Appeals court blocks FCC from sharing program-deal info

Siding with a group of major programmers, a federal appeals court in Washington, D.C. has blocked the FCC from publicly disclosing information about deals between pay-TV operators and networks as part of its ongoing merger reviews.

The Federal Communications Commission planned to make information about these deals public on a limited basis as part of its ongoing reviews of Comcast's (NASDAQ: CMCSA$45 billion purchase of Time Warner Cable (NYSE: TWC) and AT&T's (NYSE: T) $49 billion acquisition of DirecTV (NASDAQ: DTV).

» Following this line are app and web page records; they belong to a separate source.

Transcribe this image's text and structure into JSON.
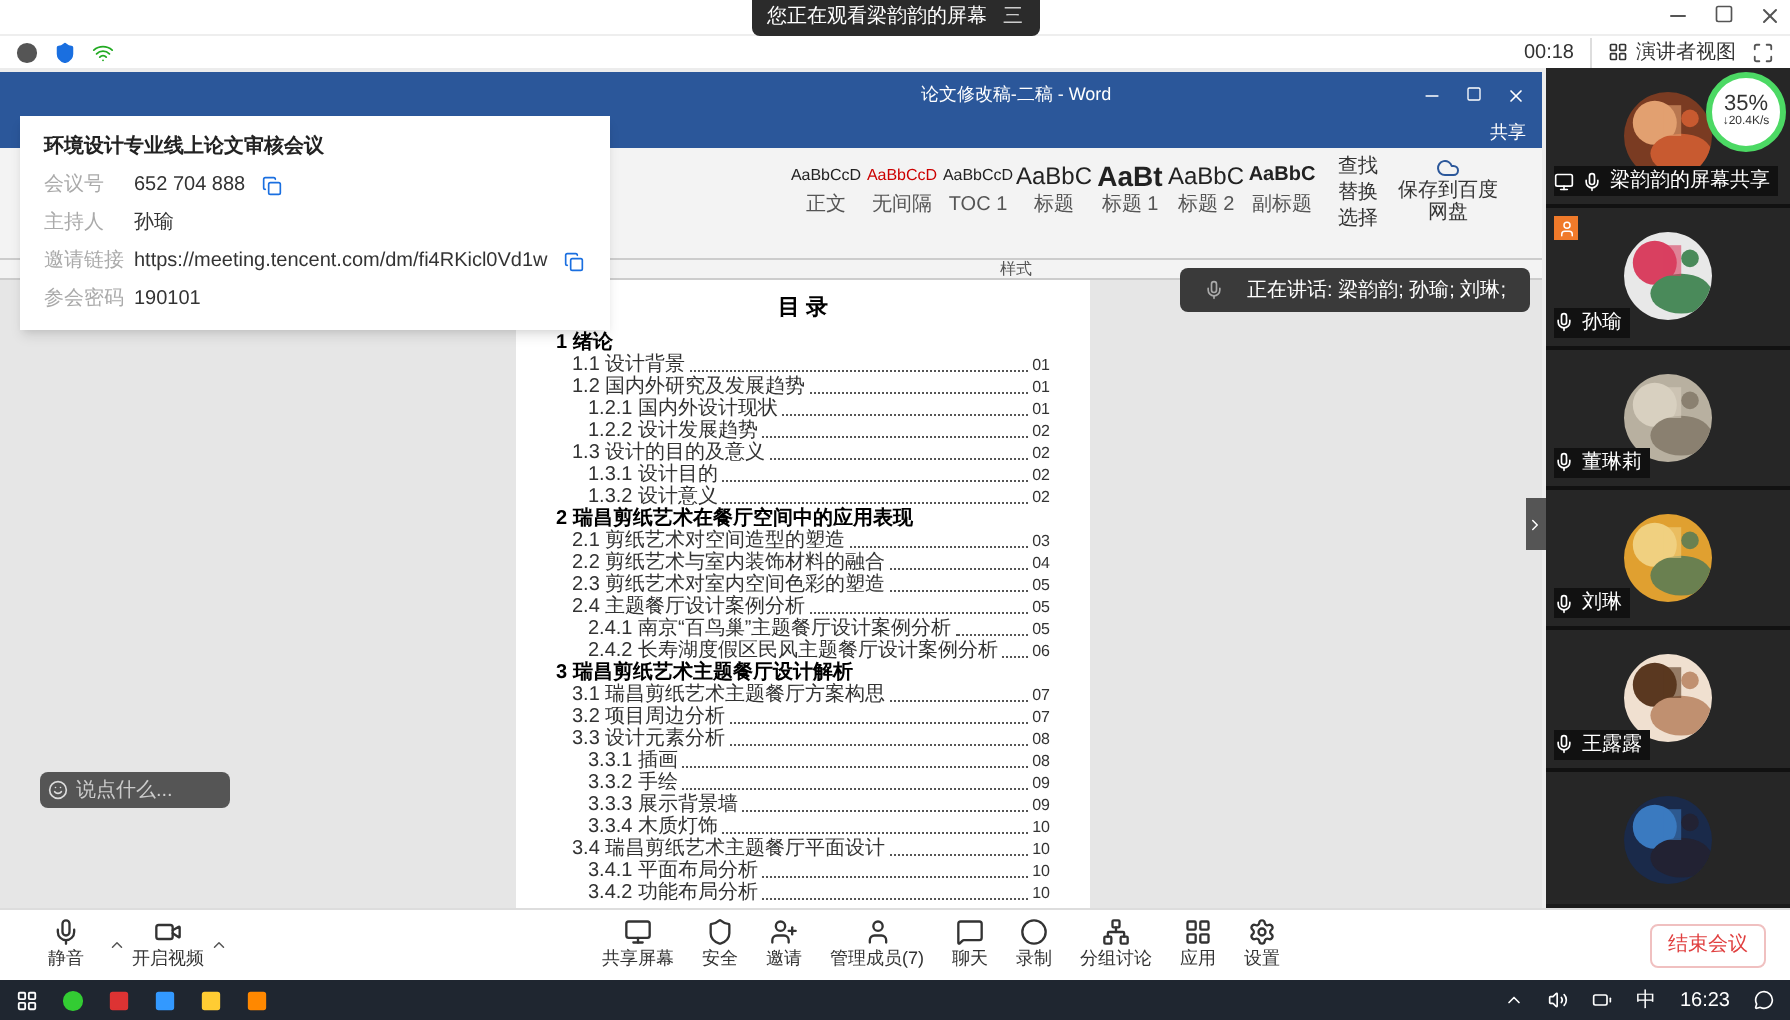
{
  "banner": {
    "text": "您正在观看梁韵韵的屏幕",
    "menu": "三"
  },
  "timer": "00:18",
  "view_button": "演讲者视图",
  "meeting_info": {
    "title": "环境设计专业线上论文审核会议",
    "rows": [
      {
        "label": "会议号",
        "value": "652 704 888",
        "copy": true
      },
      {
        "label": "主持人",
        "value": "孙瑜",
        "copy": false
      },
      {
        "label": "邀请链接",
        "value": "https://meeting.tencent.com/dm/fi4RKicl0Vd1w",
        "copy": true
      },
      {
        "label": "参会密码",
        "value": "190101",
        "copy": false
      }
    ]
  },
  "word": {
    "title": "论文修改稿-二稿 - Word",
    "share": "共享",
    "styles_group": "样式",
    "styles": [
      {
        "sample": "AaBbCcD",
        "label": "正文",
        "kind": "small",
        "selected": false
      },
      {
        "sample": "AaBbCcD",
        "label": "无间隔",
        "kind": "red",
        "selected": false
      },
      {
        "sample": "AaBbCcD",
        "label": "TOC 1",
        "kind": "small",
        "selected": false
      },
      {
        "sample": "AaBbC",
        "label": "标题",
        "kind": "big",
        "selected": false
      },
      {
        "sample": "AaBt",
        "label": "标题 1",
        "kind": "huge",
        "selected": false
      },
      {
        "sample": "AaBbC",
        "label": "标题 2",
        "kind": "big",
        "selected": false
      },
      {
        "sample": "AaBbC",
        "label": "副标题",
        "kind": "bold",
        "selected": false
      }
    ],
    "edit_items": [
      "查找",
      "替换",
      "选择"
    ],
    "save": "保存到百度网盘",
    "toc_title": "目 录",
    "toc": [
      {
        "text": "1 绪论",
        "children": [
          {
            "text": "1.1 设计背景",
            "page": "01"
          },
          {
            "text": "1.2 国内外研究及发展趋势",
            "page": "01",
            "children": [
              {
                "text": "1.2.1 国内外设计现状",
                "page": "01"
              },
              {
                "text": "1.2.2 设计发展趋势",
                "page": "02"
              }
            ]
          },
          {
            "text": "1.3 设计的目的及意义",
            "page": "02",
            "children": [
              {
                "text": "1.3.1 设计目的",
                "page": "02"
              },
              {
                "text": "1.3.2 设计意义",
                "page": "02"
              }
            ]
          }
        ]
      },
      {
        "text": "2 瑞昌剪纸艺术在餐厅空间中的应用表现",
        "children": [
          {
            "text": "2.1 剪纸艺术对空间造型的塑造",
            "page": "03"
          },
          {
            "text": "2.2 剪纸艺术与室内装饰材料的融合",
            "page": "04"
          },
          {
            "text": "2.3 剪纸艺术对室内空间色彩的塑造",
            "page": "05"
          },
          {
            "text": "2.4 主题餐厅设计案例分析",
            "page": "05",
            "children": [
              {
                "text": "2.4.1 南京“百鸟巢”主题餐厅设计案例分析",
                "page": "05"
              },
              {
                "text": "2.4.2 长寿湖度假区民风主题餐厅设计案例分析",
                "page": "06"
              }
            ]
          }
        ]
      },
      {
        "text": "3 瑞昌剪纸艺术主题餐厅设计解析",
        "children": [
          {
            "text": "3.1 瑞昌剪纸艺术主题餐厅方案构思",
            "page": "07"
          },
          {
            "text": "3.2 项目周边分析",
            "page": "07"
          },
          {
            "text": "3.3 设计元素分析",
            "page": "08",
            "children": [
              {
                "text": "3.3.1 插画",
                "page": "08"
              },
              {
                "text": "3.3.2 手绘",
                "page": "09"
              },
              {
                "text": "3.3.3 展示背景墙",
                "page": "09"
              },
              {
                "text": "3.3.4 木质灯饰",
                "page": "10"
              }
            ]
          },
          {
            "text": "3.4 瑞昌剪纸艺术主题餐厅平面设计",
            "page": "10",
            "children": [
              {
                "text": "3.4.1 平面布局分析",
                "page": "10"
              },
              {
                "text": "3.4.2 功能布局分析",
                "page": "10"
              }
            ]
          }
        ]
      }
    ]
  },
  "speaking": "正在讲话: 梁韵韵; 孙瑜; 刘琳;",
  "network": {
    "percent": "35%",
    "speed": "↓20.4K/s"
  },
  "participants": [
    {
      "name": "梁韵韵的屏幕共享",
      "sharing": true,
      "host": false
    },
    {
      "name": "孙瑜",
      "sharing": false,
      "host": true
    },
    {
      "name": "董琳莉",
      "sharing": false,
      "host": false
    },
    {
      "name": "刘琳",
      "sharing": false,
      "host": false
    },
    {
      "name": "王露露",
      "sharing": false,
      "host": false
    },
    {
      "kind": "unnamed"
    }
  ],
  "chat_placeholder": "说点什么...",
  "toolbar_left": [
    {
      "label": "静音",
      "kind": "mic"
    },
    {
      "label": "开启视频",
      "kind": "video"
    }
  ],
  "toolbar_center": [
    {
      "label": "共享屏幕",
      "kind": "share"
    },
    {
      "label": "安全",
      "kind": "shield"
    },
    {
      "label": "邀请",
      "kind": "invite"
    },
    {
      "label": "管理成员(7)",
      "kind": "members"
    },
    {
      "label": "聊天",
      "kind": "chat"
    },
    {
      "label": "录制",
      "kind": "record"
    },
    {
      "label": "分组讨论",
      "kind": "groups"
    },
    {
      "label": "应用",
      "kind": "apps"
    },
    {
      "label": "设置",
      "kind": "settings"
    }
  ],
  "end_button": "结束会议",
  "taskbar": {
    "ime": "中",
    "clock": "16:23"
  }
}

Content owners including Viacom, Fox, Time Warner Inc. and CBS argued that such disclosures would harm their bargaining positions in future negotiations. The court agreed, ruling Friday that the FCC could still conduct its reviews without a public disclosure of the data in question.

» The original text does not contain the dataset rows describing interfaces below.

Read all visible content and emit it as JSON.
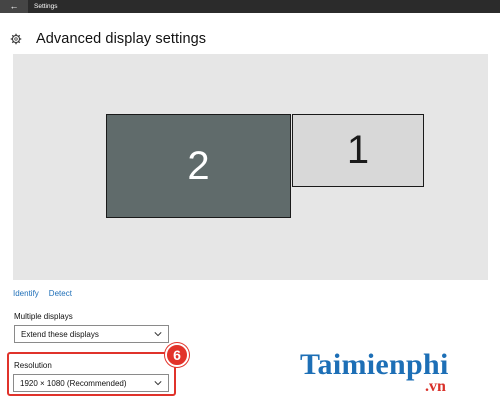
{
  "window": {
    "title": "Settings",
    "back_glyph": "←"
  },
  "header": {
    "icon": "gear-icon",
    "title": "Advanced display settings"
  },
  "display_arrangement": {
    "monitors": [
      {
        "number": "2",
        "selected": true,
        "color": "#606b6b"
      },
      {
        "number": "1",
        "selected": false,
        "color": "#d8d8d8"
      }
    ]
  },
  "links": {
    "identify": "Identify",
    "detect": "Detect"
  },
  "multiple_displays": {
    "label": "Multiple displays",
    "value": "Extend these displays"
  },
  "resolution": {
    "label": "Resolution",
    "value": "1920 × 1080 (Recommended)"
  },
  "annotation": {
    "step_number": "6",
    "highlight_color": "#e0332b"
  },
  "watermark": {
    "brand": "Taimienphi",
    "suffix": ".vn"
  },
  "colors": {
    "link": "#1f6fb8",
    "titlebar": "#2b2b2b"
  }
}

"The agency has access to the relevant documents at issue in this matter and can continue to evaluate the proposed merger during the stay," court documents explaining the ruling read.

"The stay order deals with a procedural matter that has never had anything to do with the substance of our transaction" and the FCC can continue its review, Sena Fitzmaurice, a spokeswoman for Philadelphia-based Comcast, said in an e-mailed statement to Bloomberg.

For more:
- read this Bloomberg story
- read this Re/code story

Related links:
Top cable companies support FCC's disclosre of programming deals
Appeals court stays FCC's plan to disclose programmer's contracts with pay-TV operators
FCC set to unveil pay-TV programming deals on Nov. 17
FCC denies programmers' plea to limit document access during merger reviews

Suggested Articles

CuriosityStream, a subscription video service specializing in science and nature series and films, said it now has 10.5 million paying subscribers.

AT&T plans to launch HBO Max in May 2020, and the company is still working on deals with traditional pay TV distributors that sell HBO.

Charter CEO Tom Rutledge has long been a big proponent of strong content security, and now he’s calling out simultaneous streams on SVODs.